World (AP)

Guatemala’s president threatens a crackdown on road blockades in support of the president-elect | AP News

Guatemala’s president threatens a crackdown on road blockades in support of the president-elect | AP News

GUATEMALA CITY (AP) — Guatemalan President Alejandro Giammattei has threatened to crack down on pro-democracy demonstrations in which activists have blocked roads since early last week in support of President-elect Bernardo Arévalo.

Protesters are demanding an end to what they see as political persecution by prosecutors of Arévalo, who is due to take office in January but whose political party has been suspended on prosecutors’ allegations of voter registration fraud. Arévalo, who has vowed to root out corruption, has described that and other cases brought against him as an attempted coup.

Giammattei said in a taped message late Monday that he would arrest the protest leaders, who he claimed were funded and advised by foreigners.

Giammattei’s remarks were the strongest attack yet on the protests, which he accused of damaging the economy and causing “vandalism.” The comments suggested the president was firmly in support of his U.S.-sanctioned attorney general.

“We are requesting the appropriate arrest warrants, so that justice can be applied,” Giammattei said. He claimed protest leaders “have received support and advice from foreigners,” who he said “will also be arrested.”

“Foreign money has been transferred to Guatemalan NGOs, and these funds have been used to feed and pay for portable toilets, in short all the logistics, for the blockades,” the president said.

Attorney General Consuelo Porras — whose resignation protesters have demanded — issued a call Monday for the government to act against the largely peaceful protesters, who have taken to the streets for weeks demanding her resignation for what they say are attempts to undermine their nation’s democracy.

The protests broke out in Guatemala two weeks ago following one of the most tumultuous elections in the country’s recent history. The protests are fueled by accusations that Porras has tried to prevent Arévalo from taking office in January.

In a message posted to his social media accounts, Arévalo said Giammattei was endangering Guatemala’s democracy by backing his controversial attorney general to the end.

“It is his responsibility as president to come out against the breaking of constitutional rule that she ( Porras) has been carrying out,” Arévalo said. “The way out of this crisis is to sit down and listen to the people, who have made their demands very clear.”

Arévalo emerged as a political contender earlier this year, after positioning himself as a progressive outsider challenging the elite who have long controlled the Central American nation. Since then he and his Seed Movement party have faced waves of legal attacks. Those only ramped up when he won the country’s elections in August.

The attacks have included raids on electoral facilities and the suspension of Arévalo’s political party, effectively handicapping his ability to govern.

Such moves against the incoming leader prompted Indigenous groups and rural-dwellers – long disenfranchised in Guatemalan society – to call for an indefinite strike, which began with 14 blockades. Now two weeks into protests, the blockades have since expanded to block more than 80 roads throughout the country.

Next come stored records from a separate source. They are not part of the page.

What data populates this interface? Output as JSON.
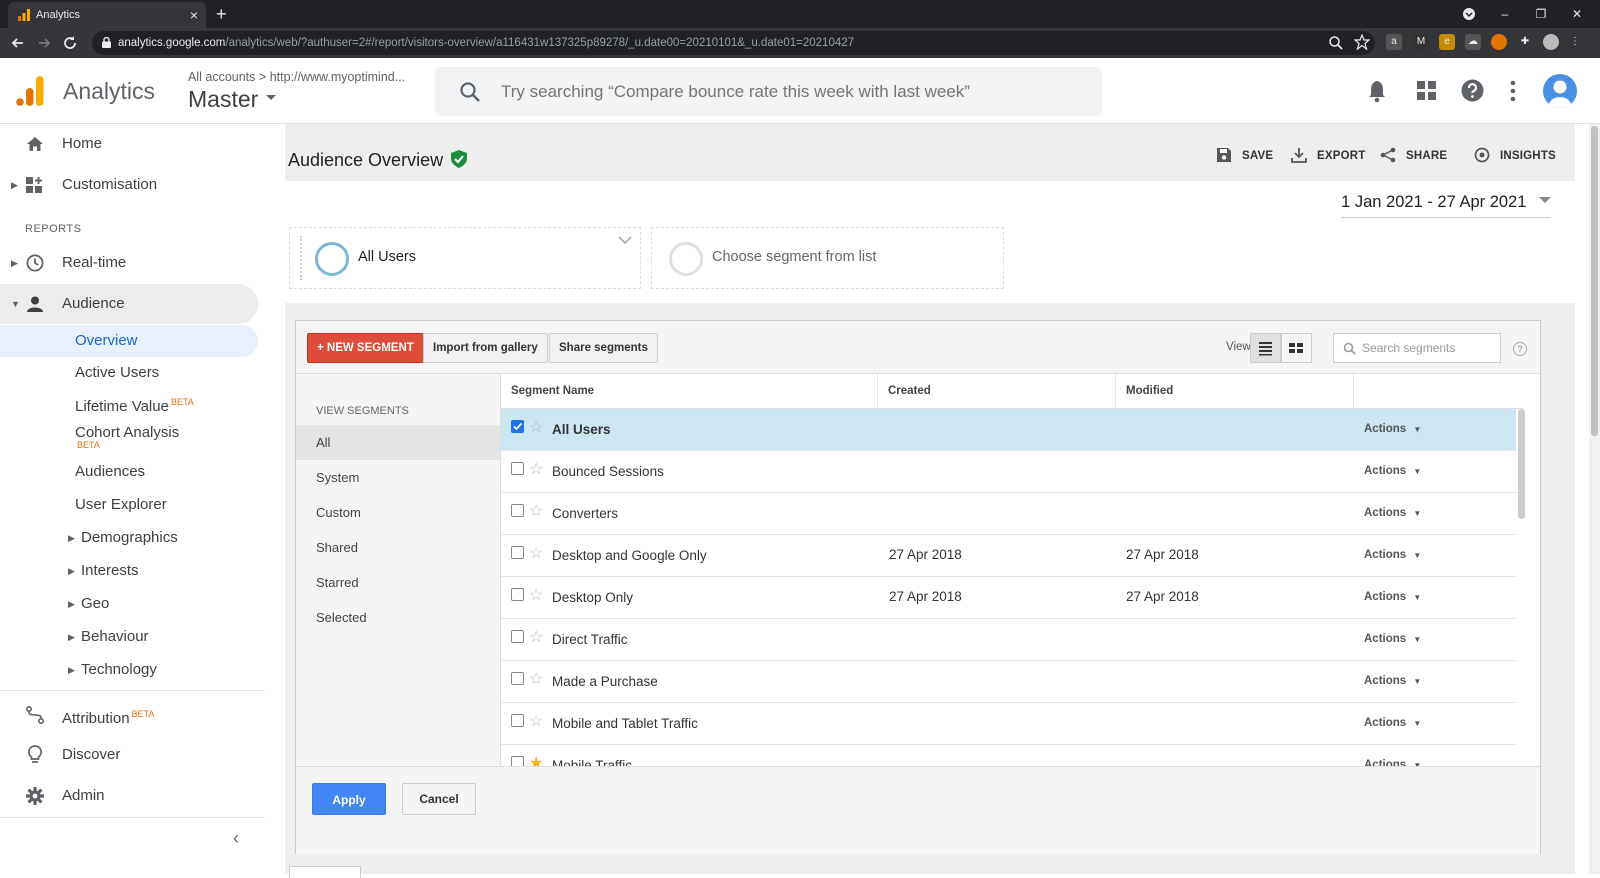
{
  "browser": {
    "tab_title": "Analytics",
    "tab_close": "×",
    "new_tab": "+",
    "url_host": "analytics.google.com",
    "url_path": "/analytics/web/?authuser=2#/report/visitors-overview/a116431w137325p89278/_u.date00=20210101&_u.date01=20210427",
    "window_controls": [
      "–",
      "❐",
      "✕"
    ],
    "nav_icons": [
      "back-arrow-icon",
      "forward-arrow-icon",
      "reload-icon"
    ]
  },
  "header": {
    "app_title": "Analytics",
    "breadcrumb_root": "All accounts",
    "breadcrumb_sep": ">",
    "breadcrumb_property": "http://www.myoptimind...",
    "view_name": "Master",
    "search_placeholder": "Try searching “Compare bounce rate this week with last week”"
  },
  "sidebar": {
    "home": "Home",
    "customisation": "Customisation",
    "reports_header": "REPORTS",
    "realtime": "Real-time",
    "audience": "Audience",
    "audience_items": [
      {
        "label": "Overview",
        "active": true
      },
      {
        "label": "Active Users"
      },
      {
        "label": "Lifetime Value",
        "badge": "BETA"
      },
      {
        "label": "Cohort Analysis",
        "badge": "BETA"
      },
      {
        "label": "Audiences"
      },
      {
        "label": "User Explorer"
      },
      {
        "label": "Demographics",
        "expandable": true
      },
      {
        "label": "Interests",
        "expandable": true
      },
      {
        "label": "Geo",
        "expandable": true
      },
      {
        "label": "Behaviour",
        "expandable": true
      },
      {
        "label": "Technology",
        "expandable": true
      }
    ],
    "attribution": "Attribution",
    "attribution_badge": "BETA",
    "discover": "Discover",
    "admin": "Admin",
    "collapse": "‹"
  },
  "report": {
    "title": "Audience Overview",
    "actions": {
      "save": "SAVE",
      "export": "EXPORT",
      "share": "SHARE",
      "insights": "INSIGHTS"
    },
    "date_range": "1 Jan 2021 - 27 Apr 2021",
    "segment_slot_1": "All Users",
    "segment_slot_2": "Choose segment from list"
  },
  "segment_picker": {
    "new_segment": "+ NEW SEGMENT",
    "import_gallery": "Import from gallery",
    "share_segments": "Share segments",
    "view_label": "View",
    "search_placeholder": "Search segments",
    "help": "?",
    "view_segments_header": "VIEW SEGMENTS",
    "filters": [
      "All",
      "System",
      "Custom",
      "Shared",
      "Starred",
      "Selected"
    ],
    "selected_filter": "All",
    "columns": {
      "name": "Segment Name",
      "created": "Created",
      "modified": "Modified"
    },
    "rows": [
      {
        "name": "All Users",
        "created": "",
        "modified": "",
        "checked": true,
        "starred": false,
        "actions": "Actions"
      },
      {
        "name": "Bounced Sessions",
        "created": "",
        "modified": "",
        "checked": false,
        "starred": false,
        "actions": "Actions"
      },
      {
        "name": "Converters",
        "created": "",
        "modified": "",
        "checked": false,
        "starred": false,
        "actions": "Actions"
      },
      {
        "name": "Desktop and Google Only",
        "created": "27 Apr 2018",
        "modified": "27 Apr 2018",
        "checked": false,
        "starred": false,
        "actions": "Actions"
      },
      {
        "name": "Desktop Only",
        "created": "27 Apr 2018",
        "modified": "27 Apr 2018",
        "checked": false,
        "starred": false,
        "actions": "Actions"
      },
      {
        "name": "Direct Traffic",
        "created": "",
        "modified": "",
        "checked": false,
        "starred": false,
        "actions": "Actions"
      },
      {
        "name": "Made a Purchase",
        "created": "",
        "modified": "",
        "checked": false,
        "starred": false,
        "actions": "Actions"
      },
      {
        "name": "Mobile and Tablet Traffic",
        "created": "",
        "modified": "",
        "checked": false,
        "starred": false,
        "actions": "Actions"
      },
      {
        "name": "Mobile Traffic",
        "created": "",
        "modified": "",
        "checked": false,
        "starred": true,
        "actions": "Actions"
      }
    ],
    "apply": "Apply",
    "cancel": "Cancel"
  },
  "colors": {
    "accent_blue": "#4285f4",
    "new_segment_red": "#dd4b39",
    "selected_row": "#cde6f2",
    "verified_green": "#1e8e3e",
    "ga_orange": "#f9ab00"
  }
}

In a video released Monday morning, Porras described the demonstrations against her as “illegal,” and asked for authorities to forcibly clear the blocked roads and allow for the free circulation of people once again.

“I want to express my complete disagreement and distaste” of the protests, she said, adding that they “clearly violate the rights of all Guatemalans.”

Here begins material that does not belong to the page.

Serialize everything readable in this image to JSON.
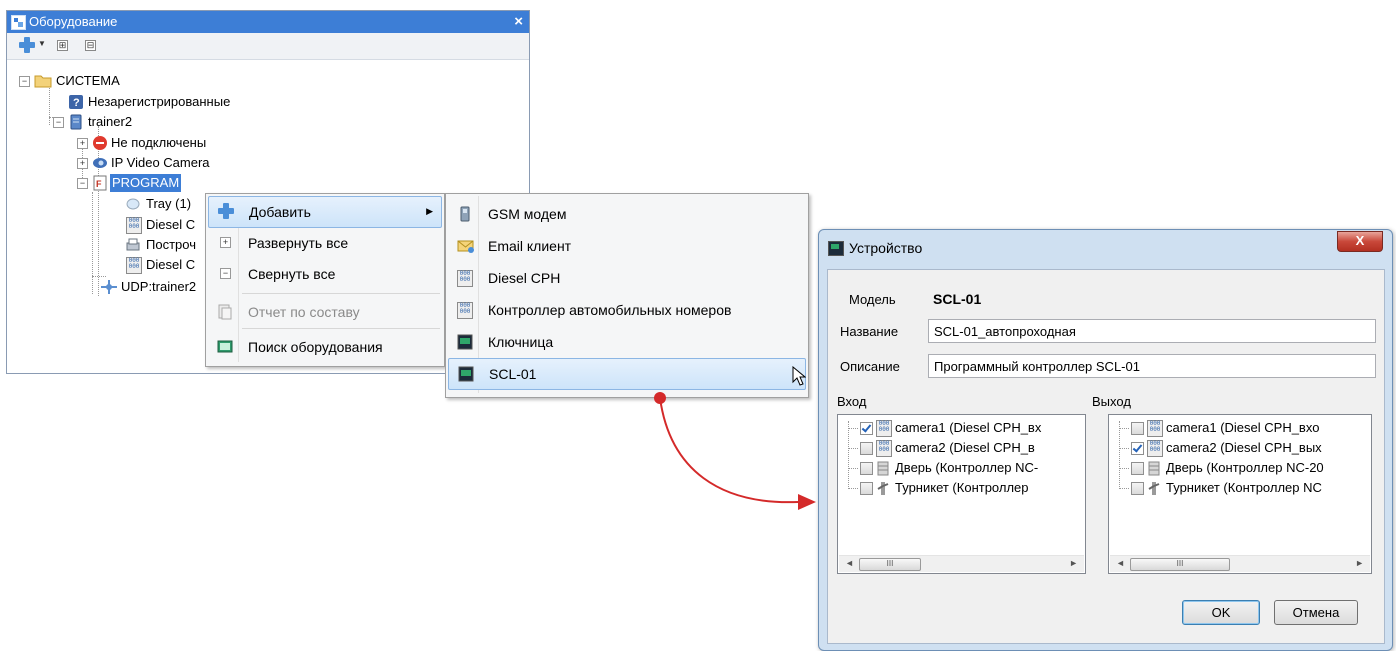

Demonstrators have largely been peaceful, but her message comes after a handful of incidents over the weekend. People annoyed by the road blockades drove their cars at protesters and were later arrested for causing material damage and making attempts against the lives of the people protesting.

Porras and other prosecutors have been sanctioned by the U.S. government and had their entry visas withdrawn, accusing them of obstructing the anti-corruption fight and undermining democracy in the country.